*REQUIREMENT*. In the records below, find each line that holds "Letters" and return it.

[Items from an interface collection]
•••
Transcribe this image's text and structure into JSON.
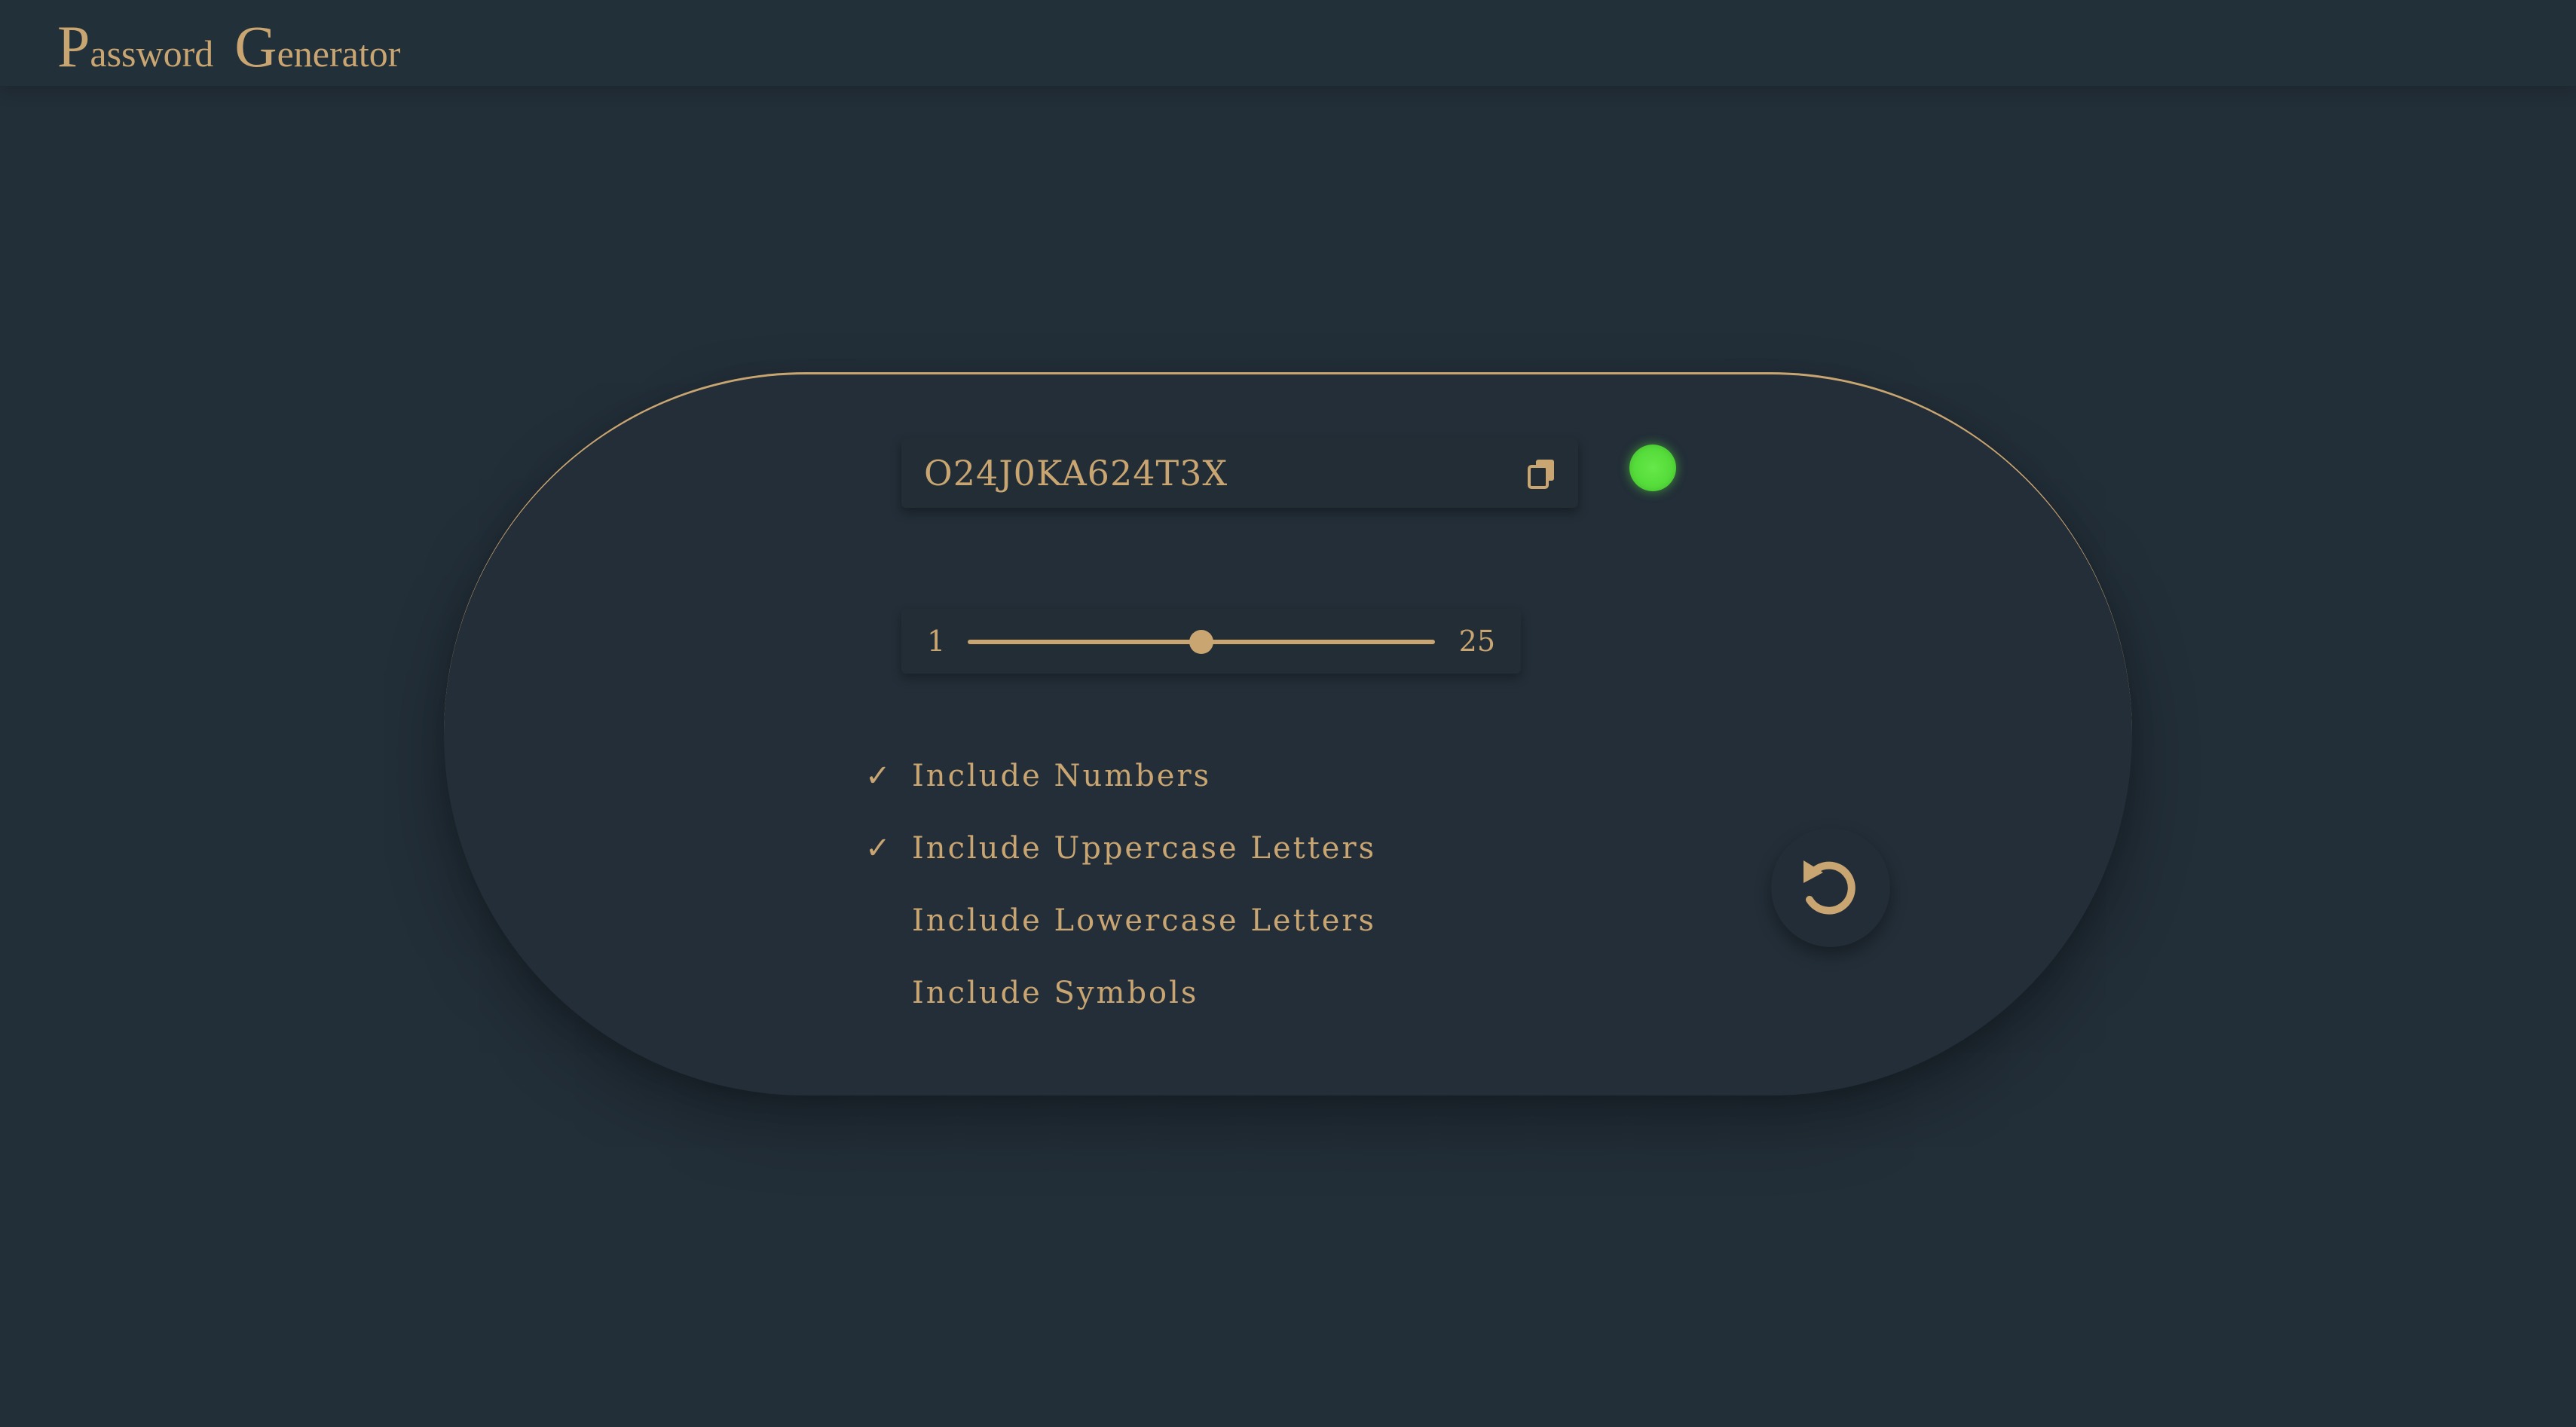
{
  "header": {
    "title_word1_initial": "P",
    "title_word1_rest": "assword",
    "title_word2_initial": "G",
    "title_word2_rest": "enerator"
  },
  "generator": {
    "password": "O24J0KA624T3X",
    "copy_icon": "copy-icon",
    "status_color": "#55dc3a"
  },
  "length_slider": {
    "min_label": "1",
    "max_label": "25",
    "value_fraction": 0.5
  },
  "options": [
    {
      "label": "Include Numbers",
      "checked": true
    },
    {
      "label": "Include Uppercase Letters",
      "checked": true
    },
    {
      "label": "Include Lowercase Letters",
      "checked": false
    },
    {
      "label": "Include Symbols",
      "checked": false
    }
  ],
  "check_mark": "✓",
  "refresh_icon": "refresh-icon",
  "colors": {
    "accent": "#c9a571",
    "background": "#222e38"
  }
}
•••
*ANSWER TO THIS TASK*.
      "label": "Include Uppercase Letters",
      "label": "Include Lowercase Letters",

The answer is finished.